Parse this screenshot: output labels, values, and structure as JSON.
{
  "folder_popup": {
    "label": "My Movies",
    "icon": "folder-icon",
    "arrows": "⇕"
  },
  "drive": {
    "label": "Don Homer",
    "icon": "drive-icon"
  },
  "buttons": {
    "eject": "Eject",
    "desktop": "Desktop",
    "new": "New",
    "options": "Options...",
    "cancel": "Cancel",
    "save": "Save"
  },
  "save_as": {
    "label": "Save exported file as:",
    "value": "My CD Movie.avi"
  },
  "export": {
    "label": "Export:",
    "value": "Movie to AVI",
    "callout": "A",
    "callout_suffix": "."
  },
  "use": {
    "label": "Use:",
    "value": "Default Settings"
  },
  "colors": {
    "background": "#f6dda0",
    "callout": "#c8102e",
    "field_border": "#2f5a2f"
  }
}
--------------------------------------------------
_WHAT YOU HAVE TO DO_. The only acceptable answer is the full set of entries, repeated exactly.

_EXPECTED ANSWER_.
Parse this screenshot: output labels, values, and structure as JSON.
{
  "folder_popup": {
    "label": "My Movies",
    "icon": "folder-icon",
    "arrows": "⇕"
  },
  "drive": {
    "label": "Don Homer",
    "icon": "drive-icon"
  },
  "buttons": {
    "eject": "Eject",
    "desktop": "Desktop",
    "new": "New",
    "options": "Options...",
    "cancel": "Cancel",
    "save": "Save"
  },
  "save_as": {
    "label": "Save exported file as:",
    "value": "My CD Movie.avi"
  },
  "export": {
    "label": "Export:",
    "value": "Movie to AVI",
    "callout": "A",
    "callout_suffix": "."
  },
  "use": {
    "label": "Use:",
    "value": "Default Settings"
  },
  "colors": {
    "background": "#f6dda0",
    "callout": "#c8102e",
    "field_border": "#2f5a2f"
  }
}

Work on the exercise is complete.